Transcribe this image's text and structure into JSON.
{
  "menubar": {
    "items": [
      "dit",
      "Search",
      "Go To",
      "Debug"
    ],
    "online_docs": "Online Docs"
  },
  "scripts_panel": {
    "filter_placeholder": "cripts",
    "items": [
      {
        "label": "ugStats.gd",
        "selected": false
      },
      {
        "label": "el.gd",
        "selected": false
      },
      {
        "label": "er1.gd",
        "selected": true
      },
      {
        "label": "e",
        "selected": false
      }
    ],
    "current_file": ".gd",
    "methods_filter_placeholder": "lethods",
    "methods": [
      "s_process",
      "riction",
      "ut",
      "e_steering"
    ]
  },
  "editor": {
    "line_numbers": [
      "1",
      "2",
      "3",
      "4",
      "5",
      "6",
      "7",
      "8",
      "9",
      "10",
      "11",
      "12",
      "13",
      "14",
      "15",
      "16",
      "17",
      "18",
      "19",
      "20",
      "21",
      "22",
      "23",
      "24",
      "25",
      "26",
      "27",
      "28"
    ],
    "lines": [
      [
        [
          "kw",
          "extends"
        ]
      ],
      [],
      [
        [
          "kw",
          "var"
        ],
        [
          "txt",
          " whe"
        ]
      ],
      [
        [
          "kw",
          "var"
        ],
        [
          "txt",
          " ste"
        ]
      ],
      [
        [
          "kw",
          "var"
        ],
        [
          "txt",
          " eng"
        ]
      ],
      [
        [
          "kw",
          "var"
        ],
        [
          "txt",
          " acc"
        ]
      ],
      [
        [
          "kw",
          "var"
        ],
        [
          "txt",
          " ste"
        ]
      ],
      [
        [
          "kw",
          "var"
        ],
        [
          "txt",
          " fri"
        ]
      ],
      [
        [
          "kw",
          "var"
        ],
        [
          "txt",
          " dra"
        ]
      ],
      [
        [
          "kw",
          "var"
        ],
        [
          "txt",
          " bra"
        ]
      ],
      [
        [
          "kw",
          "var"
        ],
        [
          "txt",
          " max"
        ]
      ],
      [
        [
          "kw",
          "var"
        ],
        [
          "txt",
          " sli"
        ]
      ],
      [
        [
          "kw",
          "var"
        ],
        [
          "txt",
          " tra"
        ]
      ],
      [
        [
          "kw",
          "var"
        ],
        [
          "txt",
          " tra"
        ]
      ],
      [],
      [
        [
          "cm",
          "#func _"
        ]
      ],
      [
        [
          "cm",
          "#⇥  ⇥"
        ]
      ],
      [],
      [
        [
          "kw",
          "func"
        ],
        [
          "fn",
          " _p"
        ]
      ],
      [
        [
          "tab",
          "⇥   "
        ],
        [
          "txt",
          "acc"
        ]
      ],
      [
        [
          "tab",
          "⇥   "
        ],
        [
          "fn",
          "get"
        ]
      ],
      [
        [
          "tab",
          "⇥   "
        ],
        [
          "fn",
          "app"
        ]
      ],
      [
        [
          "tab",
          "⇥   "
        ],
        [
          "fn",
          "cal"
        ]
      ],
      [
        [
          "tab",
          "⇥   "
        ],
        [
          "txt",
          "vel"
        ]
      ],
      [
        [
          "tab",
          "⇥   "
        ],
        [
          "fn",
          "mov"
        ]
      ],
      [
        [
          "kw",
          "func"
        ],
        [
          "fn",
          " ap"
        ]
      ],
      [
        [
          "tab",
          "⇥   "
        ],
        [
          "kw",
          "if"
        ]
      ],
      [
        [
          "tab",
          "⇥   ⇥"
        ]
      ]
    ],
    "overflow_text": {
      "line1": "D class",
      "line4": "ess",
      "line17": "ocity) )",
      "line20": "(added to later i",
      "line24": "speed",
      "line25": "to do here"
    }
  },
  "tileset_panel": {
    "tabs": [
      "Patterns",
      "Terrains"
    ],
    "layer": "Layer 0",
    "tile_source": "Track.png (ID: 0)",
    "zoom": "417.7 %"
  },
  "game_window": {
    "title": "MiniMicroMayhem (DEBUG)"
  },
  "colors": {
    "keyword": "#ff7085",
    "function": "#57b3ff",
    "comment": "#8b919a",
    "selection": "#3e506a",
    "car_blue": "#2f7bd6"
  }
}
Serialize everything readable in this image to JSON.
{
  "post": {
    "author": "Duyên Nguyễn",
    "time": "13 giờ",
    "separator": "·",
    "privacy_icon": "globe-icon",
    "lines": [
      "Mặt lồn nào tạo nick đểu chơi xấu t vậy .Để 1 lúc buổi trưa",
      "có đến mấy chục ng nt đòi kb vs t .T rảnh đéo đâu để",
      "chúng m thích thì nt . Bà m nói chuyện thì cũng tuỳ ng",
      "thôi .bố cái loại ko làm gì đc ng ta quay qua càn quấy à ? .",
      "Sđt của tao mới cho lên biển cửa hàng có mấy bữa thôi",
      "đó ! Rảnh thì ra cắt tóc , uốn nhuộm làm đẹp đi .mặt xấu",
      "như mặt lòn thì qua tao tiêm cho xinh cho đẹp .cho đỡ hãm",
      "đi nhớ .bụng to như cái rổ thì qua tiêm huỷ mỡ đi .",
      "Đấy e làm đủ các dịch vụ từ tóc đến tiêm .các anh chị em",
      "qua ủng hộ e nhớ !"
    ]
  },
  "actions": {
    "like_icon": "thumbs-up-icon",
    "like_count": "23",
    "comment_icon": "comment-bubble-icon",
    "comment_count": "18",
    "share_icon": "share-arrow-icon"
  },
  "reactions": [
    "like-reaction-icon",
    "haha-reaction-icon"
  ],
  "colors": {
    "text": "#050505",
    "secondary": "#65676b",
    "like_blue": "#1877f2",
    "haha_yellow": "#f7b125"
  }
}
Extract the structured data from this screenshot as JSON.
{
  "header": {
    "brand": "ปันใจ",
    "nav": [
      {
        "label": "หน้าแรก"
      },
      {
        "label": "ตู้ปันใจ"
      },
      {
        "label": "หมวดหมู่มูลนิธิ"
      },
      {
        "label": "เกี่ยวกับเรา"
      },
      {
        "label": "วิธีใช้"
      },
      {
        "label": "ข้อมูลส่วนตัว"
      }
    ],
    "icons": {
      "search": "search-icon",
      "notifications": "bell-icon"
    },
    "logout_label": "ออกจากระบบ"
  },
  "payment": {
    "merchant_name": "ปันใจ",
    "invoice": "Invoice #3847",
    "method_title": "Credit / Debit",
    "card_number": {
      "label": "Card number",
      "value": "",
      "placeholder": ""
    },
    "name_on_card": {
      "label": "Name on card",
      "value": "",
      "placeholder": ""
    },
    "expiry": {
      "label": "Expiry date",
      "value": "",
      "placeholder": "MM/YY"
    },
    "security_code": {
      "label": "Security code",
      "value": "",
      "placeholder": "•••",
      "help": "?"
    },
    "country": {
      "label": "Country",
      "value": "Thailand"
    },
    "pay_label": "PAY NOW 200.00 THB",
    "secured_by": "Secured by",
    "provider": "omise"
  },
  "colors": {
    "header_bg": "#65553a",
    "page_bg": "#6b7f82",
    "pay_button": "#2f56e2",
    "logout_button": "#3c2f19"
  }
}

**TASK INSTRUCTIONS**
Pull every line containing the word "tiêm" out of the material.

**RESULT FOR THIS TASK**
      "như mặt lòn thì qua tao tiêm cho xinh cho đẹp .cho đỡ hãm",
      "đi nhớ .bụng to như cái rổ thì qua tiêm huỷ mỡ đi .",
      "Đấy e làm đủ các dịch vụ từ tóc đến tiêm .các anh chị em",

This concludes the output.